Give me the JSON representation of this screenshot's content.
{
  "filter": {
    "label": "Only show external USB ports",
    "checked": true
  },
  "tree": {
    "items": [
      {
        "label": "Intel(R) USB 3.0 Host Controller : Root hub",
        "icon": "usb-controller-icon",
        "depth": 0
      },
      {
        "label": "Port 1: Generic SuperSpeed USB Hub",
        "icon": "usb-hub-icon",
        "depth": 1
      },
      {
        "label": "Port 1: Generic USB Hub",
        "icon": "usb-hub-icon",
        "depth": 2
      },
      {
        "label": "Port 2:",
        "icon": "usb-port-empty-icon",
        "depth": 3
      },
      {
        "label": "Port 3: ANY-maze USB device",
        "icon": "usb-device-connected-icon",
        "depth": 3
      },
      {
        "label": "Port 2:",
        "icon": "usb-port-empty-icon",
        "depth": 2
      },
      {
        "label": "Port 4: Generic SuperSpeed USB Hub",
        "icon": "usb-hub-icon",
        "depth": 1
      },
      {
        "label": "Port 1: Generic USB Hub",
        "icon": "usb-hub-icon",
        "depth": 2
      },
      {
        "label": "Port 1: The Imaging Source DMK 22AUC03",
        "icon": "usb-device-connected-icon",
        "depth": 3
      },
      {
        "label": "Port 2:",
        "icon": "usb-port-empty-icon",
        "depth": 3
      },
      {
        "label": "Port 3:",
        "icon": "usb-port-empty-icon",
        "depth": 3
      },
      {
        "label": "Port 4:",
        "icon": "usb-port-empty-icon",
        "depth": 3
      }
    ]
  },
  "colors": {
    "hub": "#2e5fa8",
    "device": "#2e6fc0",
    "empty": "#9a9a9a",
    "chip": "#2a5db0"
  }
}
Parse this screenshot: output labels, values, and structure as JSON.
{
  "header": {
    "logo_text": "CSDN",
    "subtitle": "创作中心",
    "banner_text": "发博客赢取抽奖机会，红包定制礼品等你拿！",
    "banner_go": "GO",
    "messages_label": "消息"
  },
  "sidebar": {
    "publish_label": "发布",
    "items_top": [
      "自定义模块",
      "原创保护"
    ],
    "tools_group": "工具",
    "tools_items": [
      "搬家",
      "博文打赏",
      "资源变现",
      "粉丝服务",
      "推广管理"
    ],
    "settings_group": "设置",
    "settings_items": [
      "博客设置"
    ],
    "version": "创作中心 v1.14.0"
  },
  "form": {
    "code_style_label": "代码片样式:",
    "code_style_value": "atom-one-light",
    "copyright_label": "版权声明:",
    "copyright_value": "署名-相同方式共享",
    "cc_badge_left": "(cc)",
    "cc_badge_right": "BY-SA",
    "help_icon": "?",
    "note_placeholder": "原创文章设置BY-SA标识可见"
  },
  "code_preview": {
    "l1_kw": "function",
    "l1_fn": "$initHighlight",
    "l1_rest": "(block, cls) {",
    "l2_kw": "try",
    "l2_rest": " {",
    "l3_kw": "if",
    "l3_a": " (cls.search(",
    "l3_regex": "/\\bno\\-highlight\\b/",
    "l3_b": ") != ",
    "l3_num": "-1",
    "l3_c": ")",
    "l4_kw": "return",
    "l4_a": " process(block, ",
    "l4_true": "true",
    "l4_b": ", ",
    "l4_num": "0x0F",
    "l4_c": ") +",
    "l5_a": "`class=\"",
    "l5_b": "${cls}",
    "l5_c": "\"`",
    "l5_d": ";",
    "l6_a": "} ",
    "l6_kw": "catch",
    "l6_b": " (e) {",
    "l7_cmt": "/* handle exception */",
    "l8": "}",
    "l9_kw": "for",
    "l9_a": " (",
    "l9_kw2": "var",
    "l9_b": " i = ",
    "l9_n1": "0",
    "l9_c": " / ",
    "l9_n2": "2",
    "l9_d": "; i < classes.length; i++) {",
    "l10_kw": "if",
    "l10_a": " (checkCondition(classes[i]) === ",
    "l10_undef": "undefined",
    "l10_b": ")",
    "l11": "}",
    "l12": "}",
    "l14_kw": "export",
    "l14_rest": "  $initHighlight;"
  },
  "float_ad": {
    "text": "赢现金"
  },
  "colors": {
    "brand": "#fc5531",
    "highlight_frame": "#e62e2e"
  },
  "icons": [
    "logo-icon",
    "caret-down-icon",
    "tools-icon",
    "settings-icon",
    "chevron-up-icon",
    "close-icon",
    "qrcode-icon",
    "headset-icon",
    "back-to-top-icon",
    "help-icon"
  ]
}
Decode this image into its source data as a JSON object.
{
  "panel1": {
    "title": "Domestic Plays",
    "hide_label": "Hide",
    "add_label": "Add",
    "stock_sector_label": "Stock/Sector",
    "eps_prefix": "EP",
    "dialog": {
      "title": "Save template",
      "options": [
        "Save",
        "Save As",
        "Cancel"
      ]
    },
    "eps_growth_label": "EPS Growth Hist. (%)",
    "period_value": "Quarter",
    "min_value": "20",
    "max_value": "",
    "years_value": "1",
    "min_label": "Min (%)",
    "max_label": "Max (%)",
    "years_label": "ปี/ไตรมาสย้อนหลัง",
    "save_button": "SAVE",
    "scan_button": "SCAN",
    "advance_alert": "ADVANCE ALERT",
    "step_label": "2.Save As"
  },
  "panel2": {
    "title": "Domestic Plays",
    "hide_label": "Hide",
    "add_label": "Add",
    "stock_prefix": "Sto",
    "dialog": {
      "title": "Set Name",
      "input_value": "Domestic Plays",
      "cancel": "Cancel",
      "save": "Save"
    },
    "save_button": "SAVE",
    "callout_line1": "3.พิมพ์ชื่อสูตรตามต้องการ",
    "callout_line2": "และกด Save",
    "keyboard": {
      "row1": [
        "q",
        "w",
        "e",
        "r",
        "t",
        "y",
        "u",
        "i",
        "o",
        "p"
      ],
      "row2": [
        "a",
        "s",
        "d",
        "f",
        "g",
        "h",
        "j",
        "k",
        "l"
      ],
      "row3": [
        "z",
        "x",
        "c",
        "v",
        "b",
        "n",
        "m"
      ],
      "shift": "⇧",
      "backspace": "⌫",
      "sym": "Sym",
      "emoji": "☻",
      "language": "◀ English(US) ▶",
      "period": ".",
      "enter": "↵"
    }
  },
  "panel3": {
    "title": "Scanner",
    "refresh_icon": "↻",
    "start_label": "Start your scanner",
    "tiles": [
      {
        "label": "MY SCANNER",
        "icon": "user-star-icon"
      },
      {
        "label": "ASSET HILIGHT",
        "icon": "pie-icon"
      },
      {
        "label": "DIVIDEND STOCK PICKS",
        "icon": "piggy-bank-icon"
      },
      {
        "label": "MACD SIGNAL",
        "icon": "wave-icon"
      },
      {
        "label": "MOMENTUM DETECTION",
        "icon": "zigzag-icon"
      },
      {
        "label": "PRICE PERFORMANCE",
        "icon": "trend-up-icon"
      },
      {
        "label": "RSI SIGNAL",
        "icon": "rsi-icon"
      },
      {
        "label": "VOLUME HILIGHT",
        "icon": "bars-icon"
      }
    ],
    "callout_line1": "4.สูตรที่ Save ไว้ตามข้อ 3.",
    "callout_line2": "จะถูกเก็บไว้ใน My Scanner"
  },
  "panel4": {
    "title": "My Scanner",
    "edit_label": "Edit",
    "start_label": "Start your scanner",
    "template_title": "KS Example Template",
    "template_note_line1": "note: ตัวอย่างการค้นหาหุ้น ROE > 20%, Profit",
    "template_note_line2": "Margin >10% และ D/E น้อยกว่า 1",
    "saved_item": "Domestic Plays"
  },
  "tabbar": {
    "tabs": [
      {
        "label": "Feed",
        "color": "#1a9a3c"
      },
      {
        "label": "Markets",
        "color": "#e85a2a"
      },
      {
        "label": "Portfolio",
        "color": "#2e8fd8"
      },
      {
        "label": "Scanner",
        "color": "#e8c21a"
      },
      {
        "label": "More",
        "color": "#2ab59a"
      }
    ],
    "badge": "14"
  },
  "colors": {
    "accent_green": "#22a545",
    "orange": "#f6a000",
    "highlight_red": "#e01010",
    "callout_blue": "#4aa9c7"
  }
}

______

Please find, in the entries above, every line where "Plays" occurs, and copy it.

    "title": "Domestic Plays",
    "title": "Domestic Plays",
      "input_value": "Domestic Plays",
    "saved_item": "Domestic Plays"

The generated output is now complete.